Would you give the entries again word for word, with no pictures in the copy?

──────────

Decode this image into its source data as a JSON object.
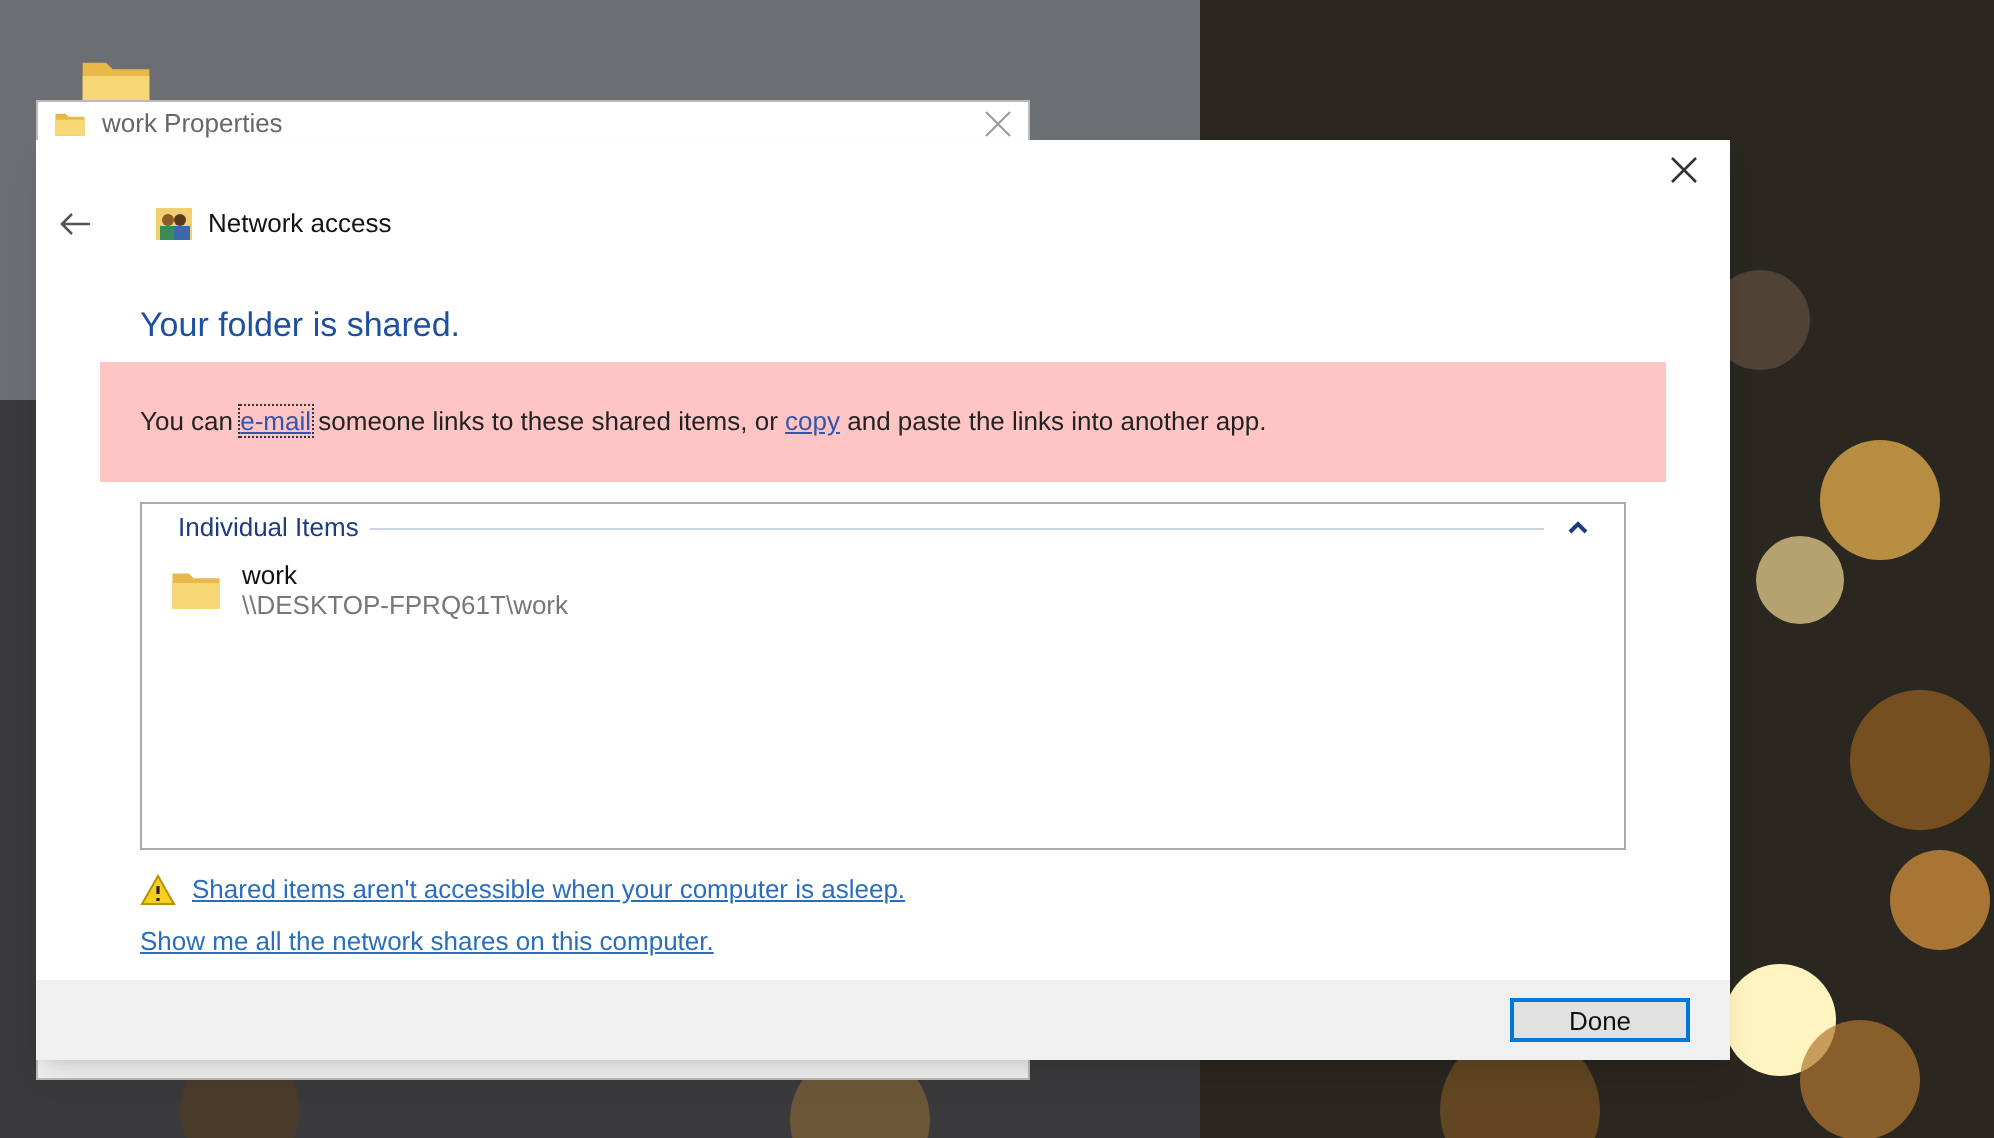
{
  "back_window": {
    "title": "work Properties"
  },
  "dialog": {
    "header": "Network access",
    "heading": "Your folder is shared.",
    "message": [
      {
        "kind": "text",
        "text": "You can "
      },
      {
        "kind": "link",
        "text": "e-mail",
        "focused": true
      },
      {
        "kind": "text",
        "text": " someone links to these shared items, or "
      },
      {
        "kind": "link",
        "text": "copy",
        "focused": false
      },
      {
        "kind": "text",
        "text": " and paste the links into another app."
      }
    ],
    "group": {
      "label": "Individual Items",
      "expanded": true,
      "items": [
        {
          "name": "work",
          "path": "\\\\DESKTOP-FPRQ61T\\work"
        }
      ]
    },
    "warning_link": "Shared items aren't accessible when your computer is asleep.",
    "shares_link": "Show me all the network shares on this computer.",
    "buttons": [
      {
        "label": "Done",
        "default": true
      }
    ]
  }
}
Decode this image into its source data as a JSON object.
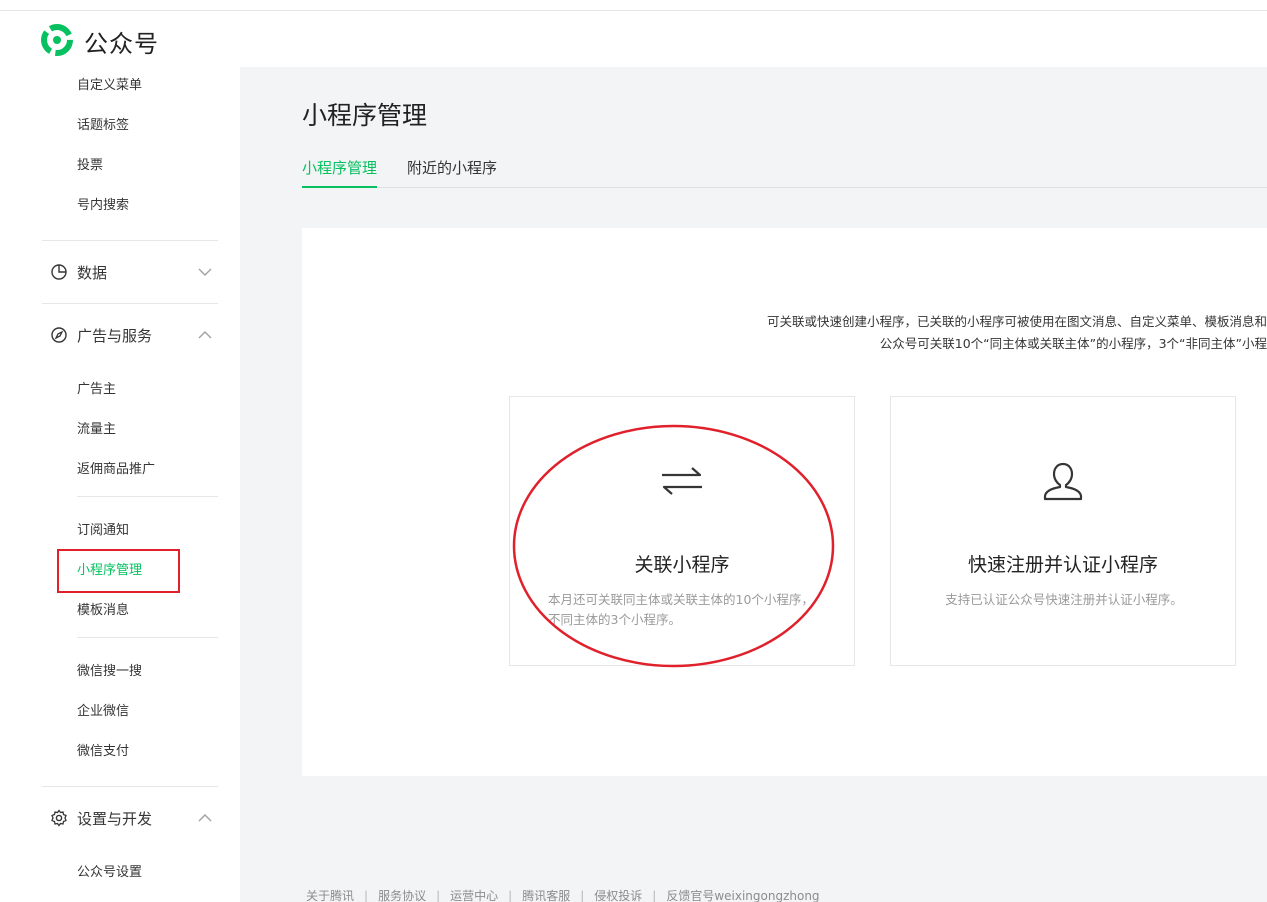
{
  "header": {
    "brand": "公众号"
  },
  "sidebar": {
    "top_items": [
      "自定义菜单",
      "话题标签",
      "投票",
      "号内搜索"
    ],
    "groups": {
      "data": {
        "label": "数据"
      },
      "ads": {
        "label": "广告与服务"
      },
      "settings": {
        "label": "设置与开发"
      }
    },
    "ads_items": [
      "广告主",
      "流量主",
      "返佣商品推广"
    ],
    "ads_items2": [
      "订阅通知",
      "小程序管理",
      "模板消息"
    ],
    "ads_items3": [
      "微信搜一搜",
      "企业微信",
      "微信支付"
    ],
    "settings_items": [
      "公众号设置"
    ],
    "active_item": "小程序管理"
  },
  "main": {
    "title": "小程序管理",
    "tabs": [
      "小程序管理",
      "附近的小程序"
    ],
    "desc_line1": "可关联或快速创建小程序，已关联的小程序可被使用在图文消息、自定义菜单、模板消息和",
    "desc_line2": "公众号可关联10个“同主体或关联主体”的小程序，3个“非同主体”小程",
    "cards": [
      {
        "title": "关联小程序",
        "desc": "本月还可关联同主体或关联主体的10个小程序，不同主体的3个小程序。",
        "icon": "transfer-arrows-icon"
      },
      {
        "title": "快速注册并认证小程序",
        "desc": "支持已认证公众号快速注册并认证小程序。",
        "icon": "user-icon"
      }
    ]
  },
  "footer": {
    "links": [
      "关于腾讯",
      "服务协议",
      "运营中心",
      "腾讯客服",
      "侵权投诉",
      "反馈官号weixingongzhong"
    ]
  },
  "colors": {
    "accent": "#07c160",
    "highlight": "#e0202a"
  }
}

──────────

→ **Task output**
Decode this image into its source data as a JSON object.
{
  "back_window": {
    "title": "work Properties"
  },
  "dialog": {
    "header": "Network access",
    "heading": "Your folder is shared.",
    "message": [
      {
        "kind": "text",
        "text": "You can "
      },
      {
        "kind": "link",
        "text": "e-mail",
        "focused": true
      },
      {
        "kind": "text",
        "text": " someone links to these shared items, or "
      },
      {
        "kind": "link",
        "text": "copy",
        "focused": false
      },
      {
        "kind": "text",
        "text": " and paste the links into another app."
      }
    ],
    "group": {
      "label": "Individual Items",
      "expanded": true,
      "items": [
        {
          "name": "work",
          "path": "\\\\DESKTOP-FPRQ61T\\work"
        }
      ]
    },
    "warning_link": "Shared items aren't accessible when your computer is asleep.",
    "shares_link": "Show me all the network shares on this computer.",
    "buttons": [
      {
        "label": "Done",
        "default": true
      }
    ]
  }
}
Decode this image into its source data as a JSON object.
{
  "header": {
    "brand": "公众号"
  },
  "sidebar": {
    "top_items": [
      "自定义菜单",
      "话题标签",
      "投票",
      "号内搜索"
    ],
    "groups": {
      "data": {
        "label": "数据"
      },
      "ads": {
        "label": "广告与服务"
      },
      "settings": {
        "label": "设置与开发"
      }
    },
    "ads_items": [
      "广告主",
      "流量主",
      "返佣商品推广"
    ],
    "ads_items2": [
      "订阅通知",
      "小程序管理",
      "模板消息"
    ],
    "ads_items3": [
      "微信搜一搜",
      "企业微信",
      "微信支付"
    ],
    "settings_items": [
      "公众号设置"
    ],
    "active_item": "小程序管理"
  },
  "main": {
    "title": "小程序管理",
    "tabs": [
      "小程序管理",
      "附近的小程序"
    ],
    "desc_line1": "可关联或快速创建小程序，已关联的小程序可被使用在图文消息、自定义菜单、模板消息和",
    "desc_line2": "公众号可关联10个“同主体或关联主体”的小程序，3个“非同主体”小程",
    "cards": [
      {
        "title": "关联小程序",
        "desc": "本月还可关联同主体或关联主体的10个小程序，不同主体的3个小程序。",
        "icon": "transfer-arrows-icon"
      },
      {
        "title": "快速注册并认证小程序",
        "desc": "支持已认证公众号快速注册并认证小程序。",
        "icon": "user-icon"
      }
    ]
  },
  "footer": {
    "links": [
      "关于腾讯",
      "服务协议",
      "运营中心",
      "腾讯客服",
      "侵权投诉",
      "反馈官号weixingongzhong"
    ]
  },
  "colors": {
    "accent": "#07c160",
    "highlight": "#e0202a"
  }
}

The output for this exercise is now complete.